Can CPR Cause a Pneumothorax (collapsed lung)?
A pneumothorax, also known as a collapsed lung, occurs when the lung separates from the inner chest wall. This causes the lung to collapse. A pneumothorax can be life-threatening as the lung is no longer working efficiently. The build-up of air in the chest cavity can compress the heart and main blood vessels, this situation is known as a tension pneumothorax.
A pneumothorax can be caused by trauma to the chest wall and by rib fractures. For this reason, some candidates on CPR training courses are concerned about the possibility of CPR resulting in a pneumothorax due to the deep chest compressions.
So, can CPR cause a pneumothorax to occur in the victim when you are resuscitating them?
The answer is yes, there is a small risk of a pneumothorax occurring during cardiopulmonary resuscitation (CPR).
Rib injuries are the most common complication of CPR, many patients who undergo effective CPR will sustain a rib or breastbone fracture. A pneumothorax is less common but can occur due to the forces involved in giving effective chest compressions.
This risk should not stop you from performing CPR!
The purpose of CPR is to save life. Any potential complications resulting from resuscitation can be dealt with afterwards. The most important consideration is early, effective CPR in the seconds to minutes following a cardiac arrest.
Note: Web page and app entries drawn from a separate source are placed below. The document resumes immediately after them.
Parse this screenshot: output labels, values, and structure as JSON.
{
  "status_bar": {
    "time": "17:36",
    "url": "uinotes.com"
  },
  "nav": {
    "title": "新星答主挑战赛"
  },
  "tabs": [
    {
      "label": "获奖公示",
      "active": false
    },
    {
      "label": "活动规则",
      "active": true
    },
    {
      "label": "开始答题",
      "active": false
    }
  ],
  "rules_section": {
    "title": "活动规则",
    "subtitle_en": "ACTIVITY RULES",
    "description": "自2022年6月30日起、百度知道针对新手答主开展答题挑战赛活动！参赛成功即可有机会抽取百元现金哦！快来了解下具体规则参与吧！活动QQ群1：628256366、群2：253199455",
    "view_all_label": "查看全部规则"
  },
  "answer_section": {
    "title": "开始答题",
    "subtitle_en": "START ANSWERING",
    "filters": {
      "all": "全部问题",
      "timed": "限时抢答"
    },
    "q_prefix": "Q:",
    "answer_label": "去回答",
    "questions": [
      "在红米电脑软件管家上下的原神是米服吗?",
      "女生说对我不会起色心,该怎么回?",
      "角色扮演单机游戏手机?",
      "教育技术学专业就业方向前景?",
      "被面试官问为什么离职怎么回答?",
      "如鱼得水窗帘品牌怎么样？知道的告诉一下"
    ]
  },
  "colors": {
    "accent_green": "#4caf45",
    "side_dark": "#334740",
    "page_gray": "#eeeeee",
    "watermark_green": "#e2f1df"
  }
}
Delays in commencing resuscitation are associated with worse survival rates. In addition, weak or shallow chest compressions are much less effective. Therefore, each chest compression should be a minimum of 5cm deep in order to push oxygenated blood to the brain and vital organs.
In summary, don’t worry about the risk of causing injuries (including pneumothorax) to a patient in cardiac arrest. Carry on with hard and fast chest compressions until medical aid arrives.